Our community is founded on the Sacrament of Baptism – which we hear a little about in today’s Gospel. We call one another Brother and Sister because we have been born anew in Baptism through Water and the Holy Spirit – We become Brothers and Sisters because we are all united to Christ. The mission of the Church calls us to become reconciled to one another by allowing Christ to be at the center of our relationship. When we do this we invite His presence into our relationships as the source of healing, wholeness and communion.

Two Practical Ways that we can do this

In Marriage

In sacramental marriage Christ expresses His love to me in a unique way through my spouse. Christ also calls me to express His love to my spouse by unconditional love and service to her.

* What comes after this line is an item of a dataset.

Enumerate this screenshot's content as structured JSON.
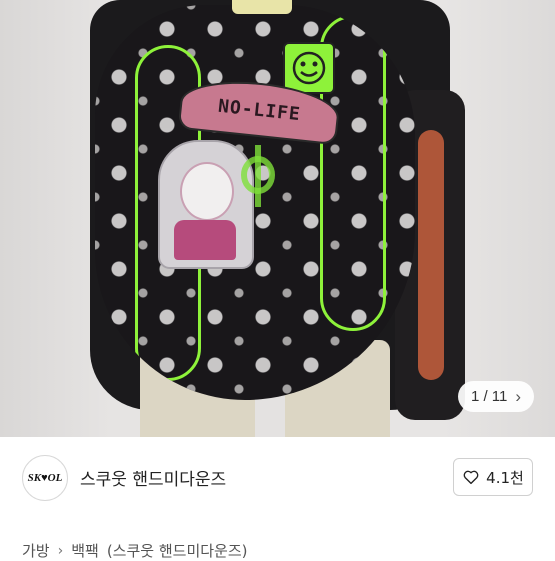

In marriage we can strive to begin each day with this thought about what our vocation is, and how we are to love our beloved – As Christ loved the Church, or as the Church loves Christ..

In Baptism

In Baptism we are united to Christ through His Death and Resurrection that destroys sin. Christ conquers Sin and Death so that we can live free of their evil effects. When we are reconciled through Christ we allow our Baptism to take root in our lives; we allow ourselves to be healed of division and that we give thanks to God for His transforming grace in our lives. This means that we recognize that the greatest stumbling block in our relationship to one another is our own sin, and not the sin of our Brothers or Sisters.

The Holy Spirit moves where he wills!

Ask the Holy Spirit – who moves according to the will of the Father to point out to you one relationship of your life that is in need of the light of Christ, so that you can be reconciled by the Holy Spirit.


Dear Holy Mother Church

You are the community founded by Christ with the mission to show humanity how to live reconciled with one another through Christ by the power of the Holy Spirit


May your Savior guide you in carrying out your mission today!